BRIEF -> Exactly as shown below, retype every line of the data.

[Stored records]

##########

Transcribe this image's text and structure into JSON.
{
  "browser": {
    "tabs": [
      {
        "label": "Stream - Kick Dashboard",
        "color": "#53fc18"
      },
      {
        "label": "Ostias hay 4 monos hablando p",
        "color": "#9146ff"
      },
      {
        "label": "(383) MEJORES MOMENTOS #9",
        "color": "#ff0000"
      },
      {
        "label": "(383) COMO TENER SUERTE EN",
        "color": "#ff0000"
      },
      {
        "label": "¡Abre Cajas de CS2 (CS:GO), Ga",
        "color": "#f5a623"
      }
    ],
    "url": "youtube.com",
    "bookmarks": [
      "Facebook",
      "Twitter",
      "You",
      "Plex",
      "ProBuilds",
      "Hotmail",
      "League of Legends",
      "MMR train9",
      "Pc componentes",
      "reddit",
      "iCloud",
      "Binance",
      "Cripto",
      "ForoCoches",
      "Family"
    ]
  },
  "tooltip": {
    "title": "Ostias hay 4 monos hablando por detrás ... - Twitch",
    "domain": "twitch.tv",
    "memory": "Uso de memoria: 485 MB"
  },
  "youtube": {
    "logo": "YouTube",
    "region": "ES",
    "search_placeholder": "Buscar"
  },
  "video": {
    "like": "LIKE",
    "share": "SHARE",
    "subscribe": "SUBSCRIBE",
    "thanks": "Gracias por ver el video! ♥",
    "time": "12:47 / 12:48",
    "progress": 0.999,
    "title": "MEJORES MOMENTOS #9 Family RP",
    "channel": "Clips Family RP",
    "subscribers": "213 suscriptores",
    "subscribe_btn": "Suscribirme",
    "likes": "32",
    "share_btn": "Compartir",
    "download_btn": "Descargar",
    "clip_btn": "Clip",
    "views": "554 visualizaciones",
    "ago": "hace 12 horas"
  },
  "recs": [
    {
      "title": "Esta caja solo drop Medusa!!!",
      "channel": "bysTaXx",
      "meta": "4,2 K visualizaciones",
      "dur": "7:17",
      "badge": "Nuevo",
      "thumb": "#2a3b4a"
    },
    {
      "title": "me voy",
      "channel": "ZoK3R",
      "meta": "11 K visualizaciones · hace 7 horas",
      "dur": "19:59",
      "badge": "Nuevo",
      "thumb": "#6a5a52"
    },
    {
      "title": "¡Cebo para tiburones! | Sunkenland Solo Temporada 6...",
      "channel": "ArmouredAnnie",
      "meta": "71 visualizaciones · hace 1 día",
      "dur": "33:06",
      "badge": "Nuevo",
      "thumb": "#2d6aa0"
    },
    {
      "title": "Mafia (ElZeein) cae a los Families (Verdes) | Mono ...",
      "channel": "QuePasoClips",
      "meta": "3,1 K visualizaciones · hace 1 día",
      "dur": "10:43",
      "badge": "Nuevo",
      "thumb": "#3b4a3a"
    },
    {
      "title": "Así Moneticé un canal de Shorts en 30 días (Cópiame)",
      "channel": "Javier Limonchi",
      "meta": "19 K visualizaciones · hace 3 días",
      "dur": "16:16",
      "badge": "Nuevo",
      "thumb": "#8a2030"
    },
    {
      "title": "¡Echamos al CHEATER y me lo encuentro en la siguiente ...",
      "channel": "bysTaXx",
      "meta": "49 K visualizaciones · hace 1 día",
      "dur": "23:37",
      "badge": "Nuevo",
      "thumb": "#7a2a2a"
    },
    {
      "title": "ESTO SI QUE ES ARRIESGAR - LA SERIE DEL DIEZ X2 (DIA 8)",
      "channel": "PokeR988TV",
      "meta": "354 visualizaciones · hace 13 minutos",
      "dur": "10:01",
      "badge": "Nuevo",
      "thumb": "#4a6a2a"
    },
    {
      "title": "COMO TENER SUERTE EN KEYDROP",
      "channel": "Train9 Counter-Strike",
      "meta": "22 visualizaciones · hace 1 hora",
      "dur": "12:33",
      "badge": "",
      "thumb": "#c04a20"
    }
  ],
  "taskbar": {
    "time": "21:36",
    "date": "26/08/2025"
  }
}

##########

FINAL ANSWER ->
Transcribe this image's text and structure into JSON.
{
  "browser": {
    "tabs": [
      {
        "label": "Stream - Kick Dashboard",
        "color": "#53fc18"
      },
      {
        "label": "Ostias hay 4 monos hablando p",
        "color": "#9146ff"
      },
      {
        "label": "(383) MEJORES MOMENTOS #9",
        "color": "#ff0000"
      },
      {
        "label": "(383) COMO TENER SUERTE EN",
        "color": "#ff0000"
      },
      {
        "label": "¡Abre Cajas de CS2 (CS:GO), Ga",
        "color": "#f5a623"
      }
    ],
    "url": "youtube.com",
    "bookmarks": [
      "Facebook",
      "Twitter",
      "You",
      "Plex",
      "ProBuilds",
      "Hotmail",
      "League of Legends",
      "MMR train9",
      "Pc componentes",
      "reddit",
      "iCloud",
      "Binance",
      "Cripto",
      "ForoCoches",
      "Family"
    ]
  },
  "tooltip": {
    "title": "Ostias hay 4 monos hablando por detrás ... - Twitch",
    "domain": "twitch.tv",
    "memory": "Uso de memoria: 485 MB"
  },
  "youtube": {
    "logo": "YouTube",
    "region": "ES",
    "search_placeholder": "Buscar"
  },
  "video": {
    "like": "LIKE",
    "share": "SHARE",
    "subscribe": "SUBSCRIBE",
    "thanks": "Gracias por ver el video! ♥",
    "time": "12:47 / 12:48",
    "progress": 0.999,
    "title": "MEJORES MOMENTOS #9 Family RP",
    "channel": "Clips Family RP",
    "subscribers": "213 suscriptores",
    "subscribe_btn": "Suscribirme",
    "likes": "32",
    "share_btn": "Compartir",
    "download_btn": "Descargar",
    "clip_btn": "Clip",
    "views": "554 visualizaciones",
    "ago": "hace 12 horas"
  },
  "recs": [
    {
      "title": "Esta caja solo drop Medusa!!!",
      "channel": "bysTaXx",
      "meta": "4,2 K visualizaciones",
      "dur": "7:17",
      "badge": "Nuevo",
      "thumb": "#2a3b4a"
    },
    {
      "title": "me voy",
      "channel": "ZoK3R",
      "meta": "11 K visualizaciones · hace 7 horas",
      "dur": "19:59",
      "badge": "Nuevo",
      "thumb": "#6a5a52"
    },
    {
      "title": "¡Cebo para tiburones! | Sunkenland Solo Temporada 6...",
      "channel": "ArmouredAnnie",
      "meta": "71 visualizaciones · hace 1 día",
      "dur": "33:06",
      "badge": "Nuevo",
      "thumb": "#2d6aa0"
    },
    {
      "title": "Mafia (ElZeein) cae a los Families (Verdes) | Mono ...",
      "channel": "QuePasoClips",
      "meta": "3,1 K visualizaciones · hace 1 día",
      "dur": "10:43",
      "badge": "Nuevo",
      "thumb": "#3b4a3a"
    },
    {
      "title": "Así Moneticé un canal de Shorts en 30 días (Cópiame)",
      "channel": "Javier Limonchi",
      "meta": "19 K visualizaciones · hace 3 días",
      "dur": "16:16",
      "badge": "Nuevo",
      "thumb": "#8a2030"
    },
    {
      "title": "¡Echamos al CHEATER y me lo encuentro en la siguiente ...",
      "channel": "bysTaXx",
      "meta": "49 K visualizaciones · hace 1 día",
      "dur": "23:37",
      "badge": "Nuevo",
      "thumb": "#7a2a2a"
    },
    {
      "title": "ESTO SI QUE ES ARRIESGAR - LA SERIE DEL DIEZ X2 (DIA 8)",
      "channel": "PokeR988TV",
      "meta": "354 visualizaciones · hace 13 minutos",
      "dur": "10:01",
      "badge": "Nuevo",
      "thumb": "#4a6a2a"
    },
    {
      "title": "COMO TENER SUERTE EN KEYDROP",
      "channel": "Train9 Counter-Strike",
      "meta": "22 visualizaciones · hace 1 hora",
      "dur": "12:33",
      "badge": "",
      "thumb": "#c04a20"
    }
  ],
  "taskbar": {
    "time": "21:36",
    "date": "26/08/2025"
  }
}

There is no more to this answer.